The second awareness our fork in the road presents to those who take time to pause here, is what we call new simplicity.
We no longer have the same material desires we did as younger women. The clean bare simplicity of an uncluttered room gives me joy, all the more after dismantling bulging homes left for me to clean up by my parents and in-laws on their deaths.
My new simplicity allows me to live quite frugally, to recycle, and reuse to the extreme, and never being a big shopper, I contentedly wait for what I need to show up in one of my favorite thrift stores. I’m finding I’m quite over “stuff” and consciously paring down.
Creating space, physically, also creates space mentally, to let new projects and interests take root. Creative play can’t happen if there is no room for it. Making room for what’s important now may mean letting go of not just possessions, but priorities and even people. This might sound harsh, but if you are not feeling the love, it’s time to say goodbye. People, like possessions, may have served their importance in your life. Thank them and wish them well. It’s time to let new energy in to fuel your next chapter.
The third awareness in our fork in the midlife road is what we call new horizons.
These are the possibilities that open to us as we age. We will live longer than any other generation before us. In North America we are a privileged generation with more education, more wealth and more opportunities than any other group of women. Our new horizon can take us places earlier generations only fantasized; however, it must embrace our age. We cannot think that we are somehow diminished as we grow older. The pursuit of youth at all costs is erasing our existence. Some years back, Oscar winner Frances McDormand was interviewed by Katie Couric on the topic of aging and cosmetic procedures. McDormand said her untouched face was a road map of her life, and to alter your face “erases everything” – “I’m happy with the way I look and how I age.”
Ageism is the next tide to crest for women. This is the last hurdle and the one that will realize our full potential. As baby boomers, we changed the rules as we grew up. We devised a new game plan at home, at work; now in our later years we need to do the same thing. Who better to mother this trouble world than us? As the Dalai Lama said, “The world will be saved by the Western woman.” We like to think this fork in the road has the potential to be a game changer as we navigate this new third chapter of life. It is our time to shine brightly as the Wabi Women we are.
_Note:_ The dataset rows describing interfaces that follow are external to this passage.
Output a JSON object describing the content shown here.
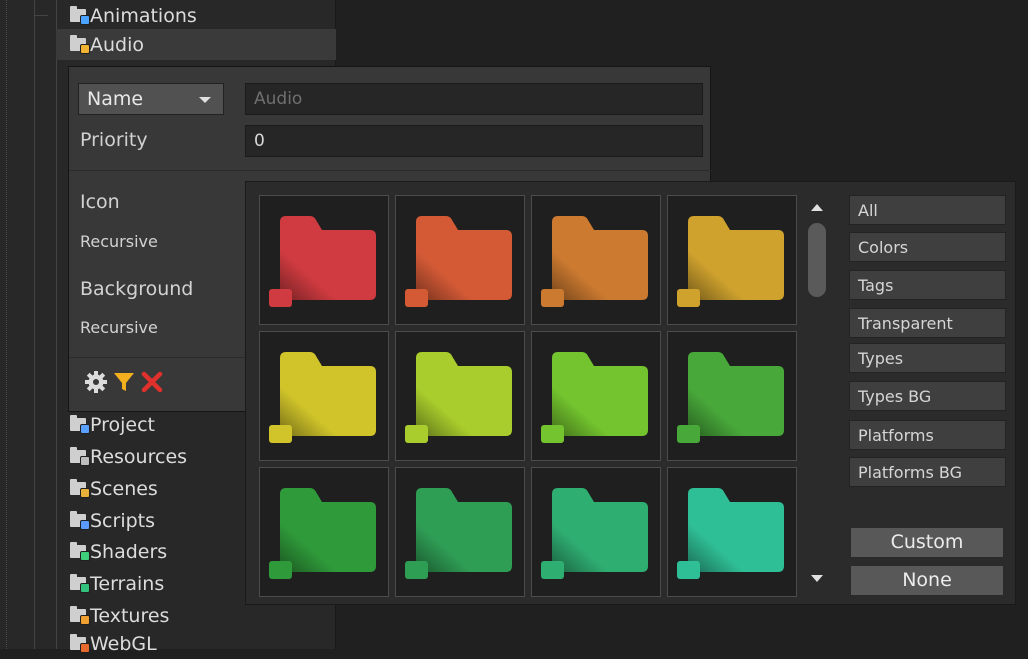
{
  "tree": {
    "items": [
      {
        "label": "Animations",
        "badge_color": "#4aa3ff"
      },
      {
        "label": "Audio",
        "badge_color": "#f2b234"
      },
      {
        "label": "Project",
        "badge_color": "#5aa0ff"
      },
      {
        "label": "Resources",
        "badge_color": "#bdbdbd"
      },
      {
        "label": "Scenes",
        "badge_color": "#e7b13a"
      },
      {
        "label": "Scripts",
        "badge_color": "#5a9bff"
      },
      {
        "label": "Shaders",
        "badge_color": "#3fcf7a"
      },
      {
        "label": "Terrains",
        "badge_color": "#32c27d"
      },
      {
        "label": "Textures",
        "badge_color": "#f0a030"
      },
      {
        "label": "WebGL",
        "badge_color": "#e86a2e"
      }
    ]
  },
  "settings": {
    "name_dropdown": "Name",
    "name_placeholder": "Audio",
    "priority_label": "Priority",
    "priority_value": "0",
    "icon_label": "Icon",
    "icon_recursive": "Recursive",
    "background_label": "Background",
    "background_recursive": "Recursive"
  },
  "picker": {
    "folder_colors": [
      "#cf3b40",
      "#d45a36",
      "#cc7a30",
      "#cfa22e",
      "#d0c42a",
      "#a9cd2c",
      "#73c42e",
      "#48a83a",
      "#2f9a3a",
      "#2f9e55",
      "#2fae72",
      "#2fbf96"
    ],
    "categories": [
      "All",
      "Colors",
      "Tags",
      "Transparent",
      "Types",
      "Types BG",
      "Platforms",
      "Platforms BG"
    ],
    "custom_label": "Custom",
    "none_label": "None"
  }
}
If you want to hear the complete episode of “Fork in the Road”, download the podcast on our website (www.jppMidlife.com). We hope you can listen from your Mexican hammock! In Canada, Wabi Women Radio is live-streamed on Mondays at 2:00 PM CST at CFRO (100.5 FM), Vancouver Co Op Radio.
Leigh Morrow is a Vancouver writer, who has a rental home in San Agustinillo.